▶ _DATA EXTRACT_:
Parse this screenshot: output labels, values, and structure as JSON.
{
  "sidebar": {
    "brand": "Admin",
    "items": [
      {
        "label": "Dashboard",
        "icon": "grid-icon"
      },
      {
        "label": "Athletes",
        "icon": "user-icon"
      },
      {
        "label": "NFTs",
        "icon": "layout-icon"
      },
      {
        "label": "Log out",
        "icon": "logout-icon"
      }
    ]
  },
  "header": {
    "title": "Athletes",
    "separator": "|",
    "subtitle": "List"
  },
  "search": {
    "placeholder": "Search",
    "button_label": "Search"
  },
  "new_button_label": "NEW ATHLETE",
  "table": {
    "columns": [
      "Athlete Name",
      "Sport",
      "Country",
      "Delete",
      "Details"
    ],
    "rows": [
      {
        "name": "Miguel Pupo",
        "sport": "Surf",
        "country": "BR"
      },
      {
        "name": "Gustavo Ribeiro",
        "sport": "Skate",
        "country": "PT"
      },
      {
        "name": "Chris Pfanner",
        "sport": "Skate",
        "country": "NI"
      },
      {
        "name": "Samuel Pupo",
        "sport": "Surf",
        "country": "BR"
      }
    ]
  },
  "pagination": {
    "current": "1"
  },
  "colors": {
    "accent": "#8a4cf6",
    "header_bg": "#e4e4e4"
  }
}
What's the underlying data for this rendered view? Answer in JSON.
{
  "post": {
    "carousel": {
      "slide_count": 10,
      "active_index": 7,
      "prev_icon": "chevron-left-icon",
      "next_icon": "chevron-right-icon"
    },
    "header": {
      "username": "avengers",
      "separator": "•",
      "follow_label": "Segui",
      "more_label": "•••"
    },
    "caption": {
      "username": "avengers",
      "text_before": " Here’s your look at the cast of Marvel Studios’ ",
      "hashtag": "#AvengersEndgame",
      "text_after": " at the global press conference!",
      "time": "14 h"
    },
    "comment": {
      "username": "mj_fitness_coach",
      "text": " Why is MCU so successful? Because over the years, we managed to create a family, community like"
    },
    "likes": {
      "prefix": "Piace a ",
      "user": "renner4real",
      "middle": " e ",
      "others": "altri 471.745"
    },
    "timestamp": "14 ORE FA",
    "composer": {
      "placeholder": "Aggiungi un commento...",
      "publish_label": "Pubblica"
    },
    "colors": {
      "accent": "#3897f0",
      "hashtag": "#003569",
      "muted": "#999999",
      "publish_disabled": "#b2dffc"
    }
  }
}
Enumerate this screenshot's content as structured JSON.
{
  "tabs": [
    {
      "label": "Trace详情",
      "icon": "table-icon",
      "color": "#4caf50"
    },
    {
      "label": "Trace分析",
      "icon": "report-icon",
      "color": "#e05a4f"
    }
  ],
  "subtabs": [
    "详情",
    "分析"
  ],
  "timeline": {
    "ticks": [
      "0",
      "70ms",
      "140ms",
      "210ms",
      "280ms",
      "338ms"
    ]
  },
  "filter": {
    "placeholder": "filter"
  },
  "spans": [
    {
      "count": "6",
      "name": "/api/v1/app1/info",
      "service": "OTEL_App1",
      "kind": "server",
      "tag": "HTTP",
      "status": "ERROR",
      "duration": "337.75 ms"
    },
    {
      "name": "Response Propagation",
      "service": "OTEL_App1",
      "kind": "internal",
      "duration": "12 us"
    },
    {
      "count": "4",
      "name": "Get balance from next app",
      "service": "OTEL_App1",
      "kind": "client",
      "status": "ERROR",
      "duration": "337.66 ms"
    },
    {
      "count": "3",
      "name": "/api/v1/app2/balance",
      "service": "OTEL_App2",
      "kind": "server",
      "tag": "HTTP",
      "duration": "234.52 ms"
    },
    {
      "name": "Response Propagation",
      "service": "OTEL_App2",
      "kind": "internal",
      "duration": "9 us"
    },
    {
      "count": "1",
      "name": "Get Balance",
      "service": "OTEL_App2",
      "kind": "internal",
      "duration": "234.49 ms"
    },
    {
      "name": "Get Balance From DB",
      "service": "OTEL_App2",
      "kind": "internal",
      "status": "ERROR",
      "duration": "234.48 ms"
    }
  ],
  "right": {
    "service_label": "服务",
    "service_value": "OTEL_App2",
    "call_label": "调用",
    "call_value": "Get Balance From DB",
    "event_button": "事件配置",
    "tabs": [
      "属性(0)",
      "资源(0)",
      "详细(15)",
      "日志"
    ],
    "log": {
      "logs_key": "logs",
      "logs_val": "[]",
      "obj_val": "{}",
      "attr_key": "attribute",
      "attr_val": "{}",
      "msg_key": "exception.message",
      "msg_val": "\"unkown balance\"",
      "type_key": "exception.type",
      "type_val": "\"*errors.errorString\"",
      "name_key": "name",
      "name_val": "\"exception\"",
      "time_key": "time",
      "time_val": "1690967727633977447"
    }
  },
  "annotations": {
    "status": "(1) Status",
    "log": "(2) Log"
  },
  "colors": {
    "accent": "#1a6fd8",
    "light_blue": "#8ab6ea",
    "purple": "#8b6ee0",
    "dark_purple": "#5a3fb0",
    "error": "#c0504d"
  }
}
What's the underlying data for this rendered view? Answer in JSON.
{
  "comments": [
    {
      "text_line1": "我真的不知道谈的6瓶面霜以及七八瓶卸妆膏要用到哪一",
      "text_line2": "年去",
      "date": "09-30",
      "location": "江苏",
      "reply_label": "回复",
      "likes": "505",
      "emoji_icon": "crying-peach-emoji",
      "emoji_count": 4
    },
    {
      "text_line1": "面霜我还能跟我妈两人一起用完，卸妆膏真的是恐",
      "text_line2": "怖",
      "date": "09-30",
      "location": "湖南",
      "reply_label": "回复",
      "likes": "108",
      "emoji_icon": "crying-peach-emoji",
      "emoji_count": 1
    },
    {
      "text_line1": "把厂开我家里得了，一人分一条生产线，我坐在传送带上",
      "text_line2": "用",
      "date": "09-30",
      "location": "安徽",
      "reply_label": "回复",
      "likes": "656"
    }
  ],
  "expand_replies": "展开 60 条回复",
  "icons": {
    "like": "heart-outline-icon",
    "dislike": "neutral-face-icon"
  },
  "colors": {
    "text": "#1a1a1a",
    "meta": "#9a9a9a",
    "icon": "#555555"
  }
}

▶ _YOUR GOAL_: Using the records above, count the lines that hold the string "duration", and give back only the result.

▶ _SOLUTION FOR THIS TASK_: 7